Mayor of an international port city

  • 2001-07-19
  • Mark Uribe
Rimantas Taraskevicius, 52, was elected mayor of Klaipeda on March 1 this year when the previous mayor, Eugenijus Gentvilas, moved to Vilnius to take up a government position. Taraskevicius is the only member of the current Town Council to have served on all four councils since Lithuania's independence. A former construction engineer, he now welcomes the opportunity to leave his mark on the city's administration. Interview by Mark Uribe.

TBT: What do you enjoy, and what do you not enjoy, about being mayor?

Taraskevicius: Enjoy? Everything. I am not a revolutionary and I value the good things that were done by my predecessors and hope to add to these.

TBT: What are the biggest problems facing Klaipeda today?

Mayor: Klaipeda is one of Lithuania's economic centers. Traditionally it has had a below average unemployment record and an above average income level. But problems do exist here. Although Klaipeda contributes approximately 11-12 percent to the state budget every year the current government's investment program doesn't reflect this. Thus, in the last few years, investment in the social infrastructure of the city has been less than we would have wished for in order to meet our residents' needs. However, in discussion with the government a 10-year development plan is being prepared to tackle these problems.

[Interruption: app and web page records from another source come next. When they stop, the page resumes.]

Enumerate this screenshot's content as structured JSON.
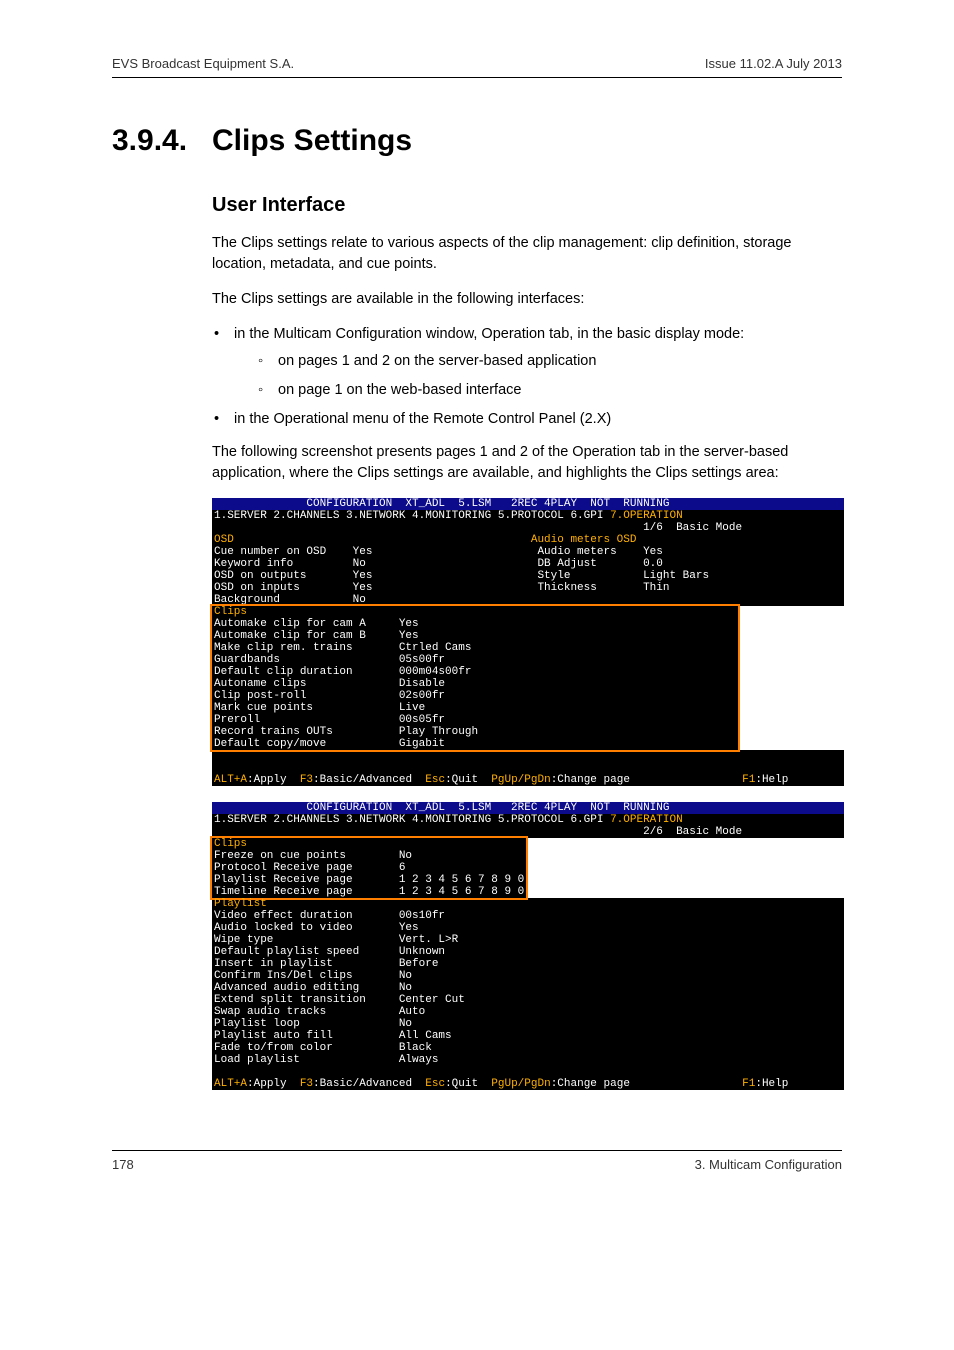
{
  "header": {
    "left": "EVS Broadcast Equipment S.A.",
    "right": "Issue 11.02.A  July 2013"
  },
  "heading": {
    "num": "3.9.4.",
    "title": "Clips Settings"
  },
  "subheading": "User Interface",
  "para1": "The Clips settings relate to various aspects of the clip management: clip definition, storage location, metadata, and cue points.",
  "para2": "The Clips settings are available in the following interfaces:",
  "bullets": {
    "b1": "in the Multicam Configuration window, Operation tab, in the basic display mode:",
    "b1a": "on pages 1 and 2 on the server-based application",
    "b1b": "on page 1 on the web-based interface",
    "b2": "in the Operational menu of the Remote Control Panel (2.X)"
  },
  "para3": "The following screenshot presents pages 1 and 2 of the Operation tab in the server-based application, where the Clips settings are available, and highlights the Clips settings area:",
  "screen1": {
    "titlebar": "              CONFIGURATION  XT_ADL  5.LSM   2REC 4PLAY  NOT  RUNNING           ",
    "tabs": "1.SERVER 2.CHANNELS 3.NETWORK 4.MONITORING 5.PROTOCOL 6.GPI ",
    "tabs_hi": "7.OPERATION",
    "mode": "                                                                 1/6  Basic Mode",
    "osd_head": "OSD                                             Audio meters OSD              ",
    "osd_l1": "Cue number on OSD    Yes                         Audio meters    Yes            ",
    "osd_l2": "Keyword info         No                          DB Adjust       0.0            ",
    "osd_l3": "OSD on outputs       Yes                         Style           Light Bars     ",
    "osd_l4": "OSD on inputs        Yes                         Thickness       Thin           ",
    "osd_l5": "Background           No                                                         ",
    "clips_head": "Clips                                                                          ",
    "c1": "Automake clip for cam A     Yes              ",
    "c2": "Automake clip for cam B     Yes              ",
    "c3": "Make clip rem. trains       Ctrled Cams      ",
    "c4": "Guardbands                  05s00fr          ",
    "c5": "Default clip duration       000m04s00fr      ",
    "c6": "Autoname clips              Disable          ",
    "c7": "Clip post-roll              02s00fr          ",
    "c8": "Mark cue points             Live             ",
    "c9": "Preroll                     00s05fr          ",
    "c10": "Record trains OUTs          Play Through     ",
    "c11": "Default copy/move           Gigabit          ",
    "footer_a": "ALT+A",
    "footer_b": ":Apply  ",
    "footer_c": "F3",
    "footer_d": ":Basic/Advanced  ",
    "footer_e": "Esc",
    "footer_f": ":Quit  ",
    "footer_g": "PgUp/PgDn",
    "footer_h": ":Change page                 ",
    "footer_i": "F1",
    "footer_j": ":Help"
  },
  "screen2": {
    "titlebar": "              CONFIGURATION  XT_ADL  5.LSM   2REC 4PLAY  NOT  RUNNING           ",
    "tabs": "1.SERVER 2.CHANNELS 3.NETWORK 4.MONITORING 5.PROTOCOL 6.GPI ",
    "tabs_hi": "7.OPERATION",
    "mode": "                                                                 2/6  Basic Mode",
    "clips_head": "Clips                                        ",
    "c1": "Freeze on cue points        No               ",
    "c2": "Protocol Receive page       6                ",
    "c3": "Playlist Receive page       1 2 3 4 5 6 7 8 9 0",
    "c4": "Timeline Receive page       1 2 3 4 5 6 7 8 9 0",
    "pl_head": "Playlist                                                                       ",
    "p1": "Video effect duration       00s10fr                                            ",
    "p2": "Audio locked to video       Yes                                                ",
    "p3": "Wipe type                   Vert. L>R                                          ",
    "p4": "Default playlist speed      Unknown                                            ",
    "p5": "Insert in playlist          Before                                             ",
    "p6": "Confirm Ins/Del clips       No                                                 ",
    "p7": "Advanced audio editing      No                                                 ",
    "p8": "Extend split transition     Center Cut                                         ",
    "p9": "Swap audio tracks           Auto                                               ",
    "p10": "Playlist loop               No                                                 ",
    "p11": "Playlist auto fill          All Cams                                           ",
    "p12": "Fade to/from color          Black                                              ",
    "p13": "Load playlist               Always                                             ",
    "footer_a": "ALT+A",
    "footer_b": ":Apply  ",
    "footer_c": "F3",
    "footer_d": ":Basic/Advanced  ",
    "footer_e": "Esc",
    "footer_f": ":Quit  ",
    "footer_g": "PgUp/PgDn",
    "footer_h": ":Change page                 ",
    "footer_i": "F1",
    "footer_j": ":Help"
  },
  "footer": {
    "left": "178",
    "right": "3. Multicam Configuration"
  }
}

The main priorities of the program are the creation of jobs and attracting investment, developing infrastructure, education services, and improving the residential parts of the city.

TBT: Klaipeda has an unusual history. Is it a German, a Russian, a Lithuanian city, or even something else?

Mayor: The administration of Klaipeda has indeed changed hands many times; Lithuanian, Prussian, French, Hitler's Germany, Soviet Socialist Republic, and finally Lithuanian again. It would be easy just to say "it's a Lithuanian city" as it was originally founded and inhabited by people living in the region of Lithuania Minor. However, economically, politically and especially in the mentality of its residents, it is a European city, striving to develop its international role and prove itself a reliable and trustworthy partner. It is not an accident that Klaipeda has direct relations with 14 cities throughout the world.

TBT: Lithuania is moving towards Europe. How far down this road will Klaipeda be in 10 years time?

Mayor: Looked at from the perspective of the international cooperation and attitudes of the residents of Klaipeda, we are already in Europe. Today, we already receive considerable European Union financial support for major projects in the town, and soon, together with the Taurage region, we will benefit from the PHARE 2000 program.

Klaipeda never was far from Europe, and we are a strong partner with the government on the road to the European Union.

TBT: What happened to the planned free economic zone in the city?

Mayor: A considerable sum has been invested so far in developing the infrastructure, and it is my belief that these investments will not be allowed to go to waste. We are still working on fulfilling all the legal requirements and I am confident that it will become a reality.

TBT: How do you hope to attract further investment to Klaipeda?

Mayor: Investment goes to those places where there is a stable political and legal environment, as this reduces business risks, but also important is the quality of life and even the natural environment. Klaipeda possesses all of these and has the advantage of its geographical position. In addition, it has long had a reputation for a skilled but comparatively inexpensive work force. Within the town there are still many undeveloped and unused sites suitable for commercial use. The city administration plans to offer special tax exemptions to investors who create new workplaces. We welcome all investors equally, whether they are local or foreign investors. This is understood by such international companies as Philip Morris, Siemens, Carlsberg, Penninox and Radisson SAS, who have invested and continue to invest here.

TBT: Finally, what is so unique about Klaipeda?

Mayor: Its position as the only port in Klaipeda gives it the same kind of economic strength as, say, Gdansk has in Poland. It is only through Klaipeda that Lithuania can realize her ambitions as a maritime nation. Klaipeda has always been a multicultural city - Lithuanians, Germans, Jews, Russians and others have lived here, and each culture has enriched the city. It is a pity that after WW II the German cultural heritage was almost completely destroyed, but it is a pleasure to witness the friendly and business contacts again been established between Klaipeda and German cities such as Lubek and Kiel. Together with the German organization FULDA we hope to restore the remains of the old Klaipeda Castle, built as long ago as 1252. The people of Klaipeda are a free and easy-going people; this can bee seen most clearly during the Sea Festival, which takes place every year.